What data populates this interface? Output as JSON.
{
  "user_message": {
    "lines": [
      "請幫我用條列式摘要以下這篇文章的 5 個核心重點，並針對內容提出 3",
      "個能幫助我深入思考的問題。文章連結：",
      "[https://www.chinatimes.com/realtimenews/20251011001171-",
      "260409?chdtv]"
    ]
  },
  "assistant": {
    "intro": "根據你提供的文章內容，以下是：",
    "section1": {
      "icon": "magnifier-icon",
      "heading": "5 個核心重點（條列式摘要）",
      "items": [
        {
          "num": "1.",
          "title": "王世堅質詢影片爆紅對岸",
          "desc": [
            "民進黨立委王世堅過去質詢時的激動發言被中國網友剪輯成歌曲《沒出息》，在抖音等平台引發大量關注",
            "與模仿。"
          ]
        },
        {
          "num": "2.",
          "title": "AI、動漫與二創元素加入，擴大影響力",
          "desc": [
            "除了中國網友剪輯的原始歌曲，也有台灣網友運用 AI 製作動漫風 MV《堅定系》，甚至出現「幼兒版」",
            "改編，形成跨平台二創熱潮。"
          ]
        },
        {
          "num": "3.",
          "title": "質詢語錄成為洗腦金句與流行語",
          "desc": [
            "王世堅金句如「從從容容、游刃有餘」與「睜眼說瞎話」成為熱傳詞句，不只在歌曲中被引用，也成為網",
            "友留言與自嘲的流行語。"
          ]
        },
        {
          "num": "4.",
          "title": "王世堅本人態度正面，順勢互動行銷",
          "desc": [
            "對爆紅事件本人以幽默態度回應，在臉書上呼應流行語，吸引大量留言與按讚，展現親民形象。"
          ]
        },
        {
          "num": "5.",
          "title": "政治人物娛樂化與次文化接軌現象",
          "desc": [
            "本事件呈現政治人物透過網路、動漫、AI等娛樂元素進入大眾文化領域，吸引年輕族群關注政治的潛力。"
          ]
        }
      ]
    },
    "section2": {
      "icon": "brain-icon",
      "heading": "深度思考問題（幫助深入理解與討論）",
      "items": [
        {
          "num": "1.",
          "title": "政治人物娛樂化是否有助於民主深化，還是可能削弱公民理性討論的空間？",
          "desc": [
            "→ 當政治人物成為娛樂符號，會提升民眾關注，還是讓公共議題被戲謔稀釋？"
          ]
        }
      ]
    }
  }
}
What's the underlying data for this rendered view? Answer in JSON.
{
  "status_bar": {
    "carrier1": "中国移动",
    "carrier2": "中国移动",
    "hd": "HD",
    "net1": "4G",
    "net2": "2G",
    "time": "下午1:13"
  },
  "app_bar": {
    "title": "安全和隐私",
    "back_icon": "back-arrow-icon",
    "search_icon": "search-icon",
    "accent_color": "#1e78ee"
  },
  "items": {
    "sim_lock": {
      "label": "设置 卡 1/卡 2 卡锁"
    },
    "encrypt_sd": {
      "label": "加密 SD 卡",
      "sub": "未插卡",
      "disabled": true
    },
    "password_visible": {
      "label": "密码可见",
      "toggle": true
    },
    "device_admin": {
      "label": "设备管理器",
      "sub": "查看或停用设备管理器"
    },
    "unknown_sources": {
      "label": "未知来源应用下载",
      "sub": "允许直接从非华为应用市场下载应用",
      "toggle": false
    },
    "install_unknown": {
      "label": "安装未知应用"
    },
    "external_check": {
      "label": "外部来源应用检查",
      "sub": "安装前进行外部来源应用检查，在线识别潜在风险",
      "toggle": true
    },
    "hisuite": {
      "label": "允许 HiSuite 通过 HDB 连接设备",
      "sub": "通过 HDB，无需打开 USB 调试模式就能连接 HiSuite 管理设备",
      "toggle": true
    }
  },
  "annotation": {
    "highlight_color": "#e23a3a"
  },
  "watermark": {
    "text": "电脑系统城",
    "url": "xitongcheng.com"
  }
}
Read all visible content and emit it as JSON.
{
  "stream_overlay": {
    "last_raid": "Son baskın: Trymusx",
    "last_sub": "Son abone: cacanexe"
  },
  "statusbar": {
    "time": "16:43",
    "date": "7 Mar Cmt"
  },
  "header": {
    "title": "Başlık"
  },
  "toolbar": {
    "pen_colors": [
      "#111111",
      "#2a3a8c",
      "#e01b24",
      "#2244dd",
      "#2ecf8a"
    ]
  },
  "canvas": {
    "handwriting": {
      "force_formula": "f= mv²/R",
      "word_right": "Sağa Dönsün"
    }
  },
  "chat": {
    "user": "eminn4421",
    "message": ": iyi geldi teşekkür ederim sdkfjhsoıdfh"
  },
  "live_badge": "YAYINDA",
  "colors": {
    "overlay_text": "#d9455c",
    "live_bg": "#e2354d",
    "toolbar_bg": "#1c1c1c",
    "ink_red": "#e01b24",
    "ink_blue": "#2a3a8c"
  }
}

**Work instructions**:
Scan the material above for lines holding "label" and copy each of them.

**Written solution**:
      "label": "设置 卡 1/卡 2 卡锁"
      "label": "加密 SD 卡",
      "label": "密码可见",
      "label": "设备管理器",
      "label": "未知来源应用下载",
      "label": "安装未知应用"
      "label": "外部来源应用检查",
      "label": "允许 HiSuite 通过 HDB 连接设备",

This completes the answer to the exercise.